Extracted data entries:
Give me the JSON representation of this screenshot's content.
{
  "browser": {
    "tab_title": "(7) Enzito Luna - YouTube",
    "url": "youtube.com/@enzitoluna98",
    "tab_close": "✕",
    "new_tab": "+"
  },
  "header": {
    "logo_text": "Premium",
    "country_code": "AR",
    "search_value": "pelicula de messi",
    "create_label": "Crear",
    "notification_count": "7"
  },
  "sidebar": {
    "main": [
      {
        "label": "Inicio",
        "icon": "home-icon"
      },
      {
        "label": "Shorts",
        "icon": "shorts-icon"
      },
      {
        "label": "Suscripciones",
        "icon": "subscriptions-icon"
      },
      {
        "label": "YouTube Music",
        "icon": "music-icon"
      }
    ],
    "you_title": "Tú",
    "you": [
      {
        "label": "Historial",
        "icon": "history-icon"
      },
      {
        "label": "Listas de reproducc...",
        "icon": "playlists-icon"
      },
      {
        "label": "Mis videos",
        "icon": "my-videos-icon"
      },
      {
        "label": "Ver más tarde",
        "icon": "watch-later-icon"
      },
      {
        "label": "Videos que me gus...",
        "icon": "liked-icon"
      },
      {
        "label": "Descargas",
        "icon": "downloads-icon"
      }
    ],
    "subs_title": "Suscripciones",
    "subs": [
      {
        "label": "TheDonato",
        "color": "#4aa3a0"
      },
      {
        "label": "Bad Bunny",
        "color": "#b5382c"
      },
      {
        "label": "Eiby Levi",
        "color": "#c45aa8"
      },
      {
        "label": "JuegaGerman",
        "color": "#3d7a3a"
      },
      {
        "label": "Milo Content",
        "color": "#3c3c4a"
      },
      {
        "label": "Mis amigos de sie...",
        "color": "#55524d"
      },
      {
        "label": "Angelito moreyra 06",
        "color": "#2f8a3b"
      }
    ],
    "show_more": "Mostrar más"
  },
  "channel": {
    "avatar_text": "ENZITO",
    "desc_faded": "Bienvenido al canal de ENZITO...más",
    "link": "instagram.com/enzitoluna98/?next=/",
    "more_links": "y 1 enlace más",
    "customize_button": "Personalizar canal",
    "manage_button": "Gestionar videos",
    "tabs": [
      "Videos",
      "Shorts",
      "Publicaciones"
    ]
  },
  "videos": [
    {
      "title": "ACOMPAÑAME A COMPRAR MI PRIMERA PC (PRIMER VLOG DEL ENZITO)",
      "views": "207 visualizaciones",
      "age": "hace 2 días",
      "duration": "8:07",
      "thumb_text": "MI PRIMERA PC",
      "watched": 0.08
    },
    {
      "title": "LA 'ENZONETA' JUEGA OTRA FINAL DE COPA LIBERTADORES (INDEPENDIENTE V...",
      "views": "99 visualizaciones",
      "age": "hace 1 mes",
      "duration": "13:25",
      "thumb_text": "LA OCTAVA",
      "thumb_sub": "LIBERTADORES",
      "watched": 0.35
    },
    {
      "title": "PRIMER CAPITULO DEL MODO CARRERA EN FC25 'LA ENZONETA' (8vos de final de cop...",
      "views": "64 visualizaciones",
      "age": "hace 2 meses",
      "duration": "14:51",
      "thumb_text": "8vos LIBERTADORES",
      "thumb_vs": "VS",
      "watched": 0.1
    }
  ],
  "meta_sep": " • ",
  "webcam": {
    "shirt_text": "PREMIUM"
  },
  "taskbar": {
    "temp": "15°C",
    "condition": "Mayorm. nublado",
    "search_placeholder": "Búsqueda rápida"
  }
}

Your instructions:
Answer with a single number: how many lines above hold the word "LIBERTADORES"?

Task solution:
3